▶ _PROMPT_
Print all of the entries exactly, minus the pictures.

▶ _GIVEN DATA_
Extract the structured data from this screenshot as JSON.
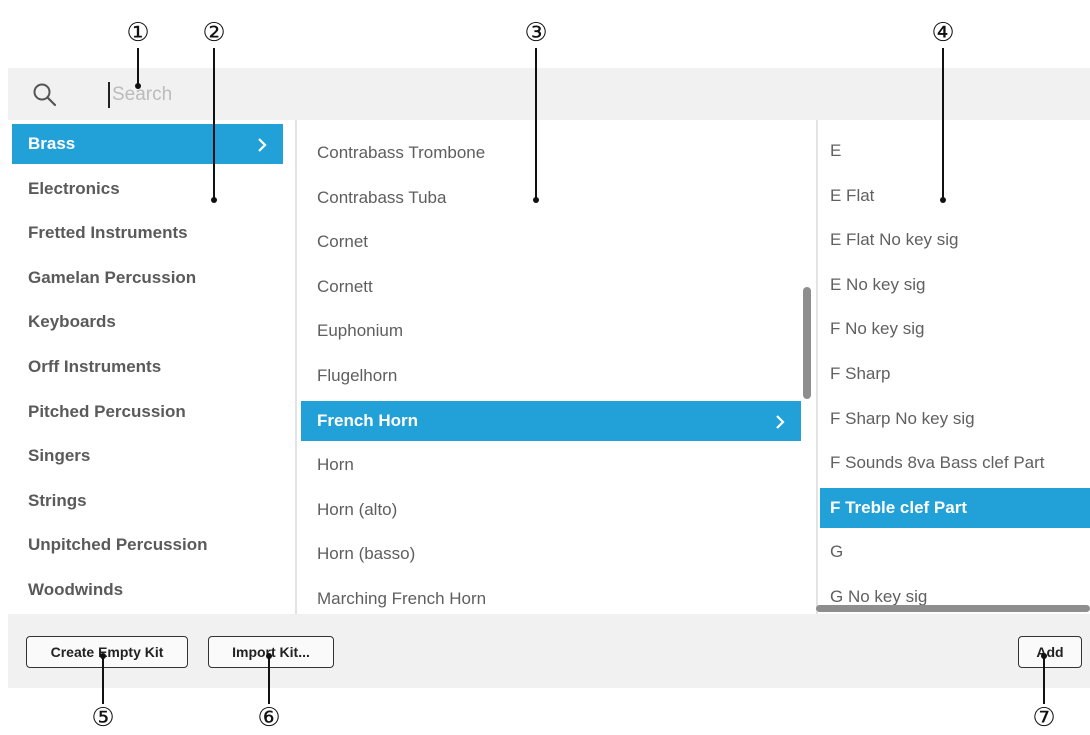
{
  "callouts": [
    "①",
    "②",
    "③",
    "④",
    "⑤",
    "⑥",
    "⑦"
  ],
  "search": {
    "placeholder": "Search",
    "icon": "search-icon"
  },
  "categories": [
    "Brass",
    "Electronics",
    "Fretted Instruments",
    "Gamelan Percussion",
    "Keyboards",
    "Orff Instruments",
    "Pitched Percussion",
    "Singers",
    "Strings",
    "Unpitched Percussion",
    "Woodwinds"
  ],
  "categories_selected": "Brass",
  "instruments": [
    "Contrabass Trombone",
    "Contrabass Tuba",
    "Cornet",
    "Cornett",
    "Euphonium",
    "Flugelhorn",
    "French Horn",
    "Horn",
    "Horn (alto)",
    "Horn (basso)",
    "Marching French Horn"
  ],
  "instruments_selected": "French Horn",
  "variants": [
    "E",
    "E Flat",
    "E Flat No key sig",
    "E No key sig",
    "F No key sig",
    "F Sharp",
    "F Sharp No key sig",
    "F Sounds 8va Bass clef Part",
    "F Treble clef Part",
    "G",
    "G No key sig"
  ],
  "variants_selected": "F Treble clef Part",
  "buttons": {
    "create_empty_kit": "Create Empty Kit",
    "import_kit": "Import Kit...",
    "add": "Add"
  },
  "colors": {
    "selection": "#22a0d8",
    "bar_background": "#f1f1f1"
  }
}
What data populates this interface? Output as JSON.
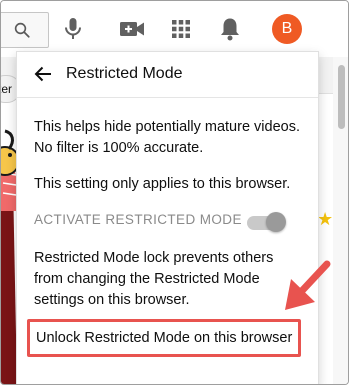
{
  "header": {
    "avatar_letter": "B",
    "avatar_color": "#ef5a24"
  },
  "background": {
    "chip_text": "ter"
  },
  "panel": {
    "title": "Restricted Mode",
    "description": "This helps hide potentially mature videos. No filter is 100% accurate.",
    "browser_note": "This setting only applies to this browser.",
    "activate_label": "ACTIVATE RESTRICTED MODE",
    "activate_enabled": false,
    "lock_text": "Restricted Mode lock prevents others from changing the Restricted Mode settings on this browser.",
    "unlock_link": "Unlock Restricted Mode on this browser"
  },
  "colors": {
    "highlight": "#e8534f",
    "accent_star": "#f4c20d"
  }
}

▶ _EXERCISE RESPONSE_
Extract the structured data from this screenshot as JSON.
{
  "callouts": [
    "①",
    "②",
    "③",
    "④",
    "⑤",
    "⑥",
    "⑦"
  ],
  "search": {
    "placeholder": "Search",
    "icon": "search-icon"
  },
  "categories": [
    "Brass",
    "Electronics",
    "Fretted Instruments",
    "Gamelan Percussion",
    "Keyboards",
    "Orff Instruments",
    "Pitched Percussion",
    "Singers",
    "Strings",
    "Unpitched Percussion",
    "Woodwinds"
  ],
  "categories_selected": "Brass",
  "instruments": [
    "Contrabass Trombone",
    "Contrabass Tuba",
    "Cornet",
    "Cornett",
    "Euphonium",
    "Flugelhorn",
    "French Horn",
    "Horn",
    "Horn (alto)",
    "Horn (basso)",
    "Marching French Horn"
  ],
  "instruments_selected": "French Horn",
  "variants": [
    "E",
    "E Flat",
    "E Flat No key sig",
    "E No key sig",
    "F No key sig",
    "F Sharp",
    "F Sharp No key sig",
    "F Sounds 8va Bass clef Part",
    "F Treble clef Part",
    "G",
    "G No key sig"
  ],
  "variants_selected": "F Treble clef Part",
  "buttons": {
    "create_empty_kit": "Create Empty Kit",
    "import_kit": "Import Kit...",
    "add": "Add"
  },
  "colors": {
    "selection": "#22a0d8",
    "bar_background": "#f1f1f1"
  }
}
What data populates this interface? Output as JSON.
{
  "header": {
    "avatar_letter": "B",
    "avatar_color": "#ef5a24"
  },
  "background": {
    "chip_text": "ter"
  },
  "panel": {
    "title": "Restricted Mode",
    "description": "This helps hide potentially mature videos. No filter is 100% accurate.",
    "browser_note": "This setting only applies to this browser.",
    "activate_label": "ACTIVATE RESTRICTED MODE",
    "activate_enabled": false,
    "lock_text": "Restricted Mode lock prevents others from changing the Restricted Mode settings on this browser.",
    "unlock_link": "Unlock Restricted Mode on this browser"
  },
  "colors": {
    "highlight": "#e8534f",
    "accent_star": "#f4c20d"
  }
}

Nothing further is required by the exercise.